The last week has seen a spate of arrests against anti-monarchy protestors, as the establishment cynically utilises the Queen’s death to silence the left. But no amount of repression can hold back the rising tide of class struggle.
Following the death of the Queen, there has been a wave of clampdowns against those expressing anti-monarchy views.
Last Sunday in Edinburgh, for example, at a ceremony for the accession of King Charles III, a young woman involved with Revolutionary Students and other student activist groups at Edinburgh University was arrested for holding up a placard that said ‘abolish the monarchy’.
Police argued that this constituted a ‘breach of the peace’ – the same charge given to a man who was later arrested in Edinburgh for heckling Prince Andrew as he passed.
Similarly, Socialist Appeal comrades running a street stall in Nottingham on Sunday were instructed by police not to use anti-monarchy slogans. Officers told the comrades that these could ‘cause offence’ and constitute a breach of the peace. This was despite the comrades and their stall receiving a positive reception from local members of the public.
Elsewhere, at another ceremony for King Charles’ accession in Oxford, a man was arrested under the Police, Crime, Sentencing and Courts Act, simply for asking ‘who elected him?’
At our paper sale on Sunday, the police came over and instructed us not to use anti-monarchy slogans. We were told they ‘might be offensive’ and were a ‘breach of the peace’. The public certainly didn’t think so, nobody complained even once! pic.twitter.com/LCbH2M7UrD
— Nottingham Marxist Society (@NottsMarxists) September 13, 2022
The ruling class attempts to frame the monarchy as just a harmless tourist attraction, and Queen Elizabeth II as Britain’s collective nan.
But this draconian response to those voicing republican criticism reveals the real reactionary role of the monarchy – that of a key pillar of the establishment, which must remain sacrosanct and irreproachable.
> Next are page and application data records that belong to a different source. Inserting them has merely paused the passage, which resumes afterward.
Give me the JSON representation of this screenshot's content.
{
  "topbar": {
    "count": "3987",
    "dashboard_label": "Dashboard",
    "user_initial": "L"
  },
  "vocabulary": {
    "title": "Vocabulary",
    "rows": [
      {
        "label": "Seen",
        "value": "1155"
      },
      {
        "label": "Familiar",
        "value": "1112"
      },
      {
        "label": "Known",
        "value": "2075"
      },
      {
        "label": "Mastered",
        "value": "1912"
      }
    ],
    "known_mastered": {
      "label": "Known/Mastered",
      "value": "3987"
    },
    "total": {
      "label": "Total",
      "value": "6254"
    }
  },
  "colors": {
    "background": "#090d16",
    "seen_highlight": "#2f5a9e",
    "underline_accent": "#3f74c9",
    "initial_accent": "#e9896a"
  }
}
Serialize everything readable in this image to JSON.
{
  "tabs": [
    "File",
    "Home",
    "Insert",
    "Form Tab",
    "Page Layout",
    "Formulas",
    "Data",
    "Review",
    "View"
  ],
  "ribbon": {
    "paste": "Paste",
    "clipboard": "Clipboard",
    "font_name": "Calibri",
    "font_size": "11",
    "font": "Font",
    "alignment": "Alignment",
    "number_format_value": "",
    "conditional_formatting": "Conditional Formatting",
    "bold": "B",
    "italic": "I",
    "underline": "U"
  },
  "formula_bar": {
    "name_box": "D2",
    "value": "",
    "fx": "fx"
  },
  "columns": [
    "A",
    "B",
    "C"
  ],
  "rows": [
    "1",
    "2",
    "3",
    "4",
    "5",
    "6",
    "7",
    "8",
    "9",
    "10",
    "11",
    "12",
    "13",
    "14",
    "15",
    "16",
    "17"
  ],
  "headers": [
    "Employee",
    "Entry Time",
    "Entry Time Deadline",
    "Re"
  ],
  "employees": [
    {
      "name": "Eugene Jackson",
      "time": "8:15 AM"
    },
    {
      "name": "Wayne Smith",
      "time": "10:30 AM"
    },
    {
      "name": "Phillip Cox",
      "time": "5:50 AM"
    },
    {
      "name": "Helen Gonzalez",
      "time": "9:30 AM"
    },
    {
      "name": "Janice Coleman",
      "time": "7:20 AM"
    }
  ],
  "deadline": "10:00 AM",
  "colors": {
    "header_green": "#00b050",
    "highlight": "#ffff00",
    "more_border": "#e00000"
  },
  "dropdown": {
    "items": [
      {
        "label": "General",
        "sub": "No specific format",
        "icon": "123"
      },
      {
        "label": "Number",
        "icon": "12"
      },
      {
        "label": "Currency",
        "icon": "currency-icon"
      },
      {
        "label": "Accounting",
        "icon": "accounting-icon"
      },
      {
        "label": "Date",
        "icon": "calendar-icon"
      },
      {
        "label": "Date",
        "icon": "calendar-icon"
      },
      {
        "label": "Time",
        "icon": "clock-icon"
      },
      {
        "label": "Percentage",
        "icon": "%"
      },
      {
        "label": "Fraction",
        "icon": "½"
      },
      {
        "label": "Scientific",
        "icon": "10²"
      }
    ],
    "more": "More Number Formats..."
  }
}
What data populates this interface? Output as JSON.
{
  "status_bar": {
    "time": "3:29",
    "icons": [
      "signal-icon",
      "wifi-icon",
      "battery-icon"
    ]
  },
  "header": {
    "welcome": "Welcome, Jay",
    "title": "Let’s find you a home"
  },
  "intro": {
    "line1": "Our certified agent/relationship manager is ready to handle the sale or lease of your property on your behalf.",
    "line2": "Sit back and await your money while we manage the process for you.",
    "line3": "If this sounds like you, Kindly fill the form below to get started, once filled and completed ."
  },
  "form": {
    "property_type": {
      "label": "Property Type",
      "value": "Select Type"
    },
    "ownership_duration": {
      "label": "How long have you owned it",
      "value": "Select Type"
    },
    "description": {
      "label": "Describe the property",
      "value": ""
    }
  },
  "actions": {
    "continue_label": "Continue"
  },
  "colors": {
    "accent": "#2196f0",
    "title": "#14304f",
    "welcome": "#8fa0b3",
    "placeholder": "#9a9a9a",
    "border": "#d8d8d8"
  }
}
The monarchy is a reserve weapon for the ruling class, to be called upon in times of crisis to uphold the status quo.
This can be achieved through the monarch’s unlimited constitutional powers, or by whipping up nationalist sentiment and rallying people behind the flag, or both.
Now we see the ruling class deploying this weapon: cynically using the Queen’s death to try and cut across the rising class struggle – silencing the left and subduing the labour movement.
The establishment has piled pressure on the trade unions to cancel strikes. They have waged a relentless propaganda war to whip up a mood of ‘national unity’, mourning, and grief. And now basic democratic rights, such as freedom of speech and the right to protest, have been pushed to one side in order to stifle any anti-monarchy sentiment.
The hypocrisy stinks. The right wing constantly accuses the left of undermining free speech, screaming hysterically about so-called ‘cancel culture’ and no-platforming. Yet it seems that these same people find no issue with a complete curtailment of freedom of expression when it comes to the monarchy.
This comes as no surprise. After all, the establishment demonstrated the exact same hypocrisy and cynicism when the war broke out in Ukraine: blaring out a deafening chorus of chauvinism and jingoism; and demanding that workers wrap themselves in the Union Jack in support of ‘democracy’ – i.e. the interests of western imperialism.
The heavy-handedness of the state following the Queen’s passing, and the nationalistic foghorn provided by the mainstream media, similarly come as no surprise.
The monarchy is a weaker and blunter weapon for the British ruling class than it once was – increasingly rotten and mired in scandal. But sensing the tide of social and economic upheaval already at its feet, the establishment will attempt to make use of any weapon it can.
Yet in its fragile state, leaning upon the monarchy offers diminishing returns, particularly as the class struggle in Britain continues to intensify.
The demands of striking workers have not been forgotten, even if industrial action itself is on hiatus. And the cost-of-living crisis – far from being made ‘insignificant’ by the death of the Queen, as one BBC commentator arrogantly asserted – has been thrown into stark relief by recent events.
After all, we are told by the Tories that the government cannot find the money needed to reduce the millions-long NHS waiting list, but it can shell out millions of pounds for one woman’s funeral.
Going forwards, the ruling class will try every trick in the book to hold back workers and youth.
This includes restricting democratic rights like the right to protest. Already, they have happily made use of the new Police, Crime, Sentencing, and Courts Act to silence protestors. And similarly, Liz Truss has threatened to introduce pernicious new anti-union legislation to prevent strikes.
But with the crisis of British capitalism only deepening, pulling more and more of the population into misery, attempts to keep a lid on the explosive anger that is brewing in society are futile.
No amount of legislation and repression will be able to stop workers and youth when they begin to organise and mobilise en masse.
And when this does happen, the ruling class won’t just have to worry about calls to abolish the monarchy, but calls to abolish the entire capitalist system.